WHAT TO DO: Below are the records; retype them exactly and omit each picture.

DATASET ENTRIES:
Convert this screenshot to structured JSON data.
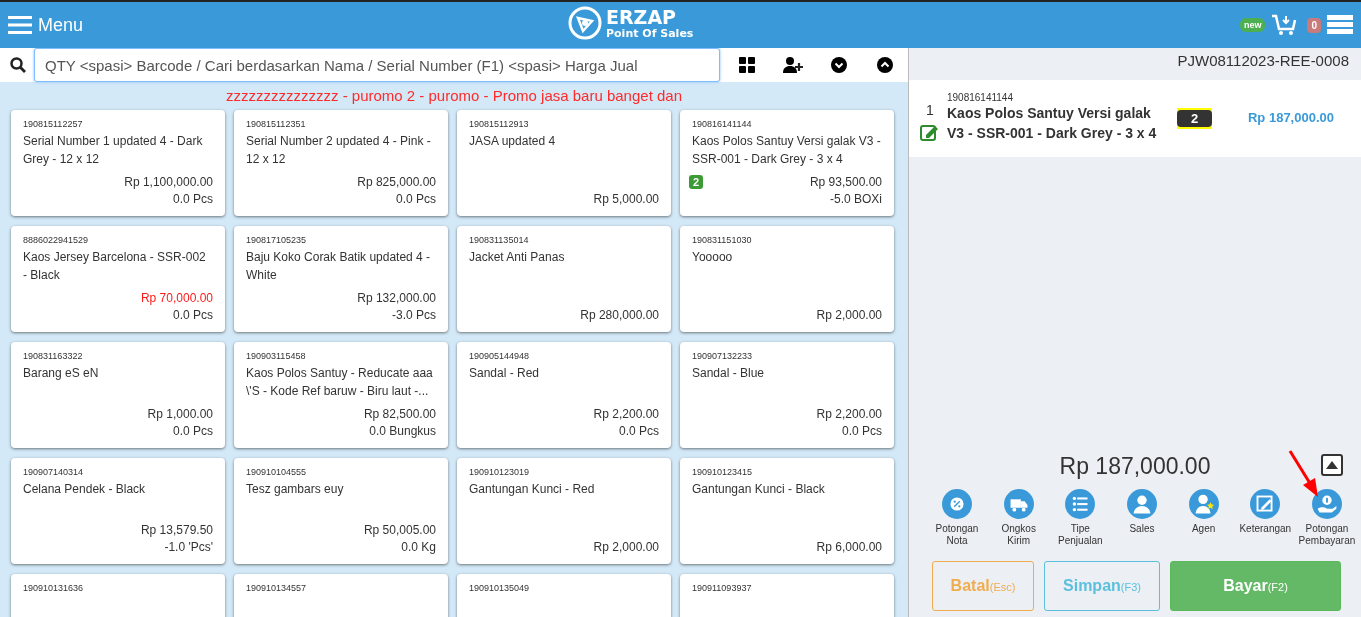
{
  "header": {
    "menu_label": "Menu",
    "logo_title": "ERZAP",
    "logo_subtitle": "Point Of Sales",
    "new_badge": "new",
    "queue_count": "0"
  },
  "search": {
    "placeholder": "QTY <spasi> Barcode / Cari berdasarkan Nama / Serial Number (F1) <spasi> Harga Jual"
  },
  "promo_text": "zzzzzzzzzzzzzzz - puromo 2 - puromo - Promo jasa baru banget dan",
  "products": [
    {
      "code": "190815112257",
      "name": "Serial Number 1 updated 4 - Dark Grey - 12 x 12",
      "price": "Rp 1,100,000.00",
      "price_highlight": false,
      "stock": "0.0 Pcs"
    },
    {
      "code": "190815112351",
      "name": "Serial Number 2 updated 4 - Pink - 12 x 12",
      "price": "Rp 825,000.00",
      "price_highlight": false,
      "stock": "0.0 Pcs"
    },
    {
      "code": "190815112913",
      "name": "JASA updated 4",
      "price": "Rp 5,000.00",
      "price_highlight": false
    },
    {
      "code": "190816141144",
      "name": "Kaos Polos Santuy Versi galak V3 - SSR-001 - Dark Grey - 3 x 4",
      "price": "Rp 93,500.00",
      "price_highlight": false,
      "stock": "-5.0 BOXi",
      "cart_qty": "2"
    },
    {
      "code": "8886022941529",
      "name": "Kaos Jersey Barcelona - SSR-002 - Black",
      "price": "Rp 70,000.00",
      "price_highlight": true,
      "stock": "0.0 Pcs"
    },
    {
      "code": "190817105235",
      "name": "Baju Koko Corak Batik updated 4 - White",
      "price": "Rp 132,000.00",
      "price_highlight": false,
      "stock": "-3.0 Pcs"
    },
    {
      "code": "190831135014",
      "name": "Jacket Anti Panas",
      "price": "Rp 280,000.00",
      "price_highlight": false
    },
    {
      "code": "190831151030",
      "name": "Yooooo",
      "price": "Rp 2,000.00",
      "price_highlight": false
    },
    {
      "code": "190831163322",
      "name": "Barang eS eN",
      "price": "Rp 1,000.00",
      "price_highlight": false,
      "stock": "0.0 Pcs"
    },
    {
      "code": "190903115458",
      "name": "Kaos Polos Santuy - Reducate aaa \\'S - Kode Ref baruw - Biru laut -...",
      "price": "Rp 82,500.00",
      "price_highlight": false,
      "stock": "0.0 Bungkus"
    },
    {
      "code": "190905144948",
      "name": "Sandal - Red",
      "price": "Rp 2,200.00",
      "price_highlight": false,
      "stock": "0.0 Pcs"
    },
    {
      "code": "190907132233",
      "name": "Sandal - Blue",
      "price": "Rp 2,200.00",
      "price_highlight": false,
      "stock": "0.0 Pcs"
    },
    {
      "code": "190907140314",
      "name": "Celana Pendek - Black",
      "price": "Rp 13,579.50",
      "price_highlight": false,
      "stock": "-1.0 'Pcs'"
    },
    {
      "code": "190910104555",
      "name": "Tesz gambars euy",
      "price": "Rp 50,005.00",
      "price_highlight": false,
      "stock": "0.0 Kg"
    },
    {
      "code": "190910123019",
      "name": "Gantungan Kunci - Red",
      "price": "Rp 2,000.00",
      "price_highlight": false
    },
    {
      "code": "190910123415",
      "name": "Gantungan Kunci - Black",
      "price": "Rp 6,000.00",
      "price_highlight": false
    },
    {
      "code": "190910131636"
    },
    {
      "code": "190910134557"
    },
    {
      "code": "190910135049"
    },
    {
      "code": "190911093937"
    }
  ],
  "invoice_number": "PJW08112023-REE-0008",
  "cart_items": [
    {
      "number": "1",
      "code": "190816141144",
      "name": "Kaos Polos Santuy Versi galak V3 - SSR-001 - Dark Grey - 3 x 4",
      "qty": "2",
      "subtotal": "Rp 187,000.00"
    }
  ],
  "total": "Rp 187,000.00",
  "actions": [
    {
      "kind": "discount",
      "label": "Potongan Nota"
    },
    {
      "kind": "shipping",
      "label": "Ongkos Kirim"
    },
    {
      "kind": "list",
      "label": "Tipe Penjualan"
    },
    {
      "kind": "person",
      "label": "Sales"
    },
    {
      "kind": "agent",
      "label": "Agen"
    },
    {
      "kind": "note",
      "label": "Keterangan"
    },
    {
      "kind": "payment",
      "label": "Potongan Pembayaran"
    }
  ],
  "buttons": [
    {
      "kind": "cancel",
      "label": "Batal",
      "shortcut": "(Esc)"
    },
    {
      "kind": "save",
      "label": "Simpan",
      "shortcut": "(F3)"
    },
    {
      "kind": "pay",
      "label": "Bayar",
      "shortcut": "(F2)"
    }
  ]
}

COMPLETED TASK:
Convert this screenshot to structured JSON data.
{
  "header": {
    "menu_label": "Menu",
    "logo_title": "ERZAP",
    "logo_subtitle": "Point Of Sales",
    "new_badge": "new",
    "queue_count": "0"
  },
  "search": {
    "placeholder": "QTY <spasi> Barcode / Cari berdasarkan Nama / Serial Number (F1) <spasi> Harga Jual"
  },
  "promo_text": "zzzzzzzzzzzzzzz - puromo 2 - puromo - Promo jasa baru banget dan",
  "products": [
    {
      "code": "190815112257",
      "name": "Serial Number 1 updated 4 - Dark Grey - 12 x 12",
      "price": "Rp 1,100,000.00",
      "price_highlight": false,
      "stock": "0.0 Pcs"
    },
    {
      "code": "190815112351",
      "name": "Serial Number 2 updated 4 - Pink - 12 x 12",
      "price": "Rp 825,000.00",
      "price_highlight": false,
      "stock": "0.0 Pcs"
    },
    {
      "code": "190815112913",
      "name": "JASA updated 4",
      "price": "Rp 5,000.00",
      "price_highlight": false
    },
    {
      "code": "190816141144",
      "name": "Kaos Polos Santuy Versi galak V3 - SSR-001 - Dark Grey - 3 x 4",
      "price": "Rp 93,500.00",
      "price_highlight": false,
      "stock": "-5.0 BOXi",
      "cart_qty": "2"
    },
    {
      "code": "8886022941529",
      "name": "Kaos Jersey Barcelona - SSR-002 - Black",
      "price": "Rp 70,000.00",
      "price_highlight": true,
      "stock": "0.0 Pcs"
    },
    {
      "code": "190817105235",
      "name": "Baju Koko Corak Batik updated 4 - White",
      "price": "Rp 132,000.00",
      "price_highlight": false,
      "stock": "-3.0 Pcs"
    },
    {
      "code": "190831135014",
      "name": "Jacket Anti Panas",
      "price": "Rp 280,000.00",
      "price_highlight": false
    },
    {
      "code": "190831151030",
      "name": "Yooooo",
      "price": "Rp 2,000.00",
      "price_highlight": false
    },
    {
      "code": "190831163322",
      "name": "Barang eS eN",
      "price": "Rp 1,000.00",
      "price_highlight": false,
      "stock": "0.0 Pcs"
    },
    {
      "code": "190903115458",
      "name": "Kaos Polos Santuy - Reducate aaa \\'S - Kode Ref baruw - Biru laut -...",
      "price": "Rp 82,500.00",
      "price_highlight": false,
      "stock": "0.0 Bungkus"
    },
    {
      "code": "190905144948",
      "name": "Sandal - Red",
      "price": "Rp 2,200.00",
      "price_highlight": false,
      "stock": "0.0 Pcs"
    },
    {
      "code": "190907132233",
      "name": "Sandal - Blue",
      "price": "Rp 2,200.00",
      "price_highlight": false,
      "stock": "0.0 Pcs"
    },
    {
      "code": "190907140314",
      "name": "Celana Pendek - Black",
      "price": "Rp 13,579.50",
      "price_highlight": false,
      "stock": "-1.0 'Pcs'"
    },
    {
      "code": "190910104555",
      "name": "Tesz gambars euy",
      "price": "Rp 50,005.00",
      "price_highlight": false,
      "stock": "0.0 Kg"
    },
    {
      "code": "190910123019",
      "name": "Gantungan Kunci - Red",
      "price": "Rp 2,000.00",
      "price_highlight": false
    },
    {
      "code": "190910123415",
      "name": "Gantungan Kunci - Black",
      "price": "Rp 6,000.00",
      "price_highlight": false
    },
    {
      "code": "190910131636"
    },
    {
      "code": "190910134557"
    },
    {
      "code": "190910135049"
    },
    {
      "code": "190911093937"
    }
  ],
  "invoice_number": "PJW08112023-REE-0008",
  "cart_items": [
    {
      "number": "1",
      "code": "190816141144",
      "name": "Kaos Polos Santuy Versi galak V3 - SSR-001 - Dark Grey - 3 x 4",
      "qty": "2",
      "subtotal": "Rp 187,000.00"
    }
  ],
  "total": "Rp 187,000.00",
  "actions": [
    {
      "kind": "discount",
      "label": "Potongan Nota"
    },
    {
      "kind": "shipping",
      "label": "Ongkos Kirim"
    },
    {
      "kind": "list",
      "label": "Tipe Penjualan"
    },
    {
      "kind": "person",
      "label": "Sales"
    },
    {
      "kind": "agent",
      "label": "Agen"
    },
    {
      "kind": "note",
      "label": "Keterangan"
    },
    {
      "kind": "payment",
      "label": "Potongan Pembayaran"
    }
  ],
  "buttons": [
    {
      "kind": "cancel",
      "label": "Batal",
      "shortcut": "(Esc)"
    },
    {
      "kind": "save",
      "label": "Simpan",
      "shortcut": "(F3)"
    },
    {
      "kind": "pay",
      "label": "Bayar",
      "shortcut": "(F2)"
    }
  ]
}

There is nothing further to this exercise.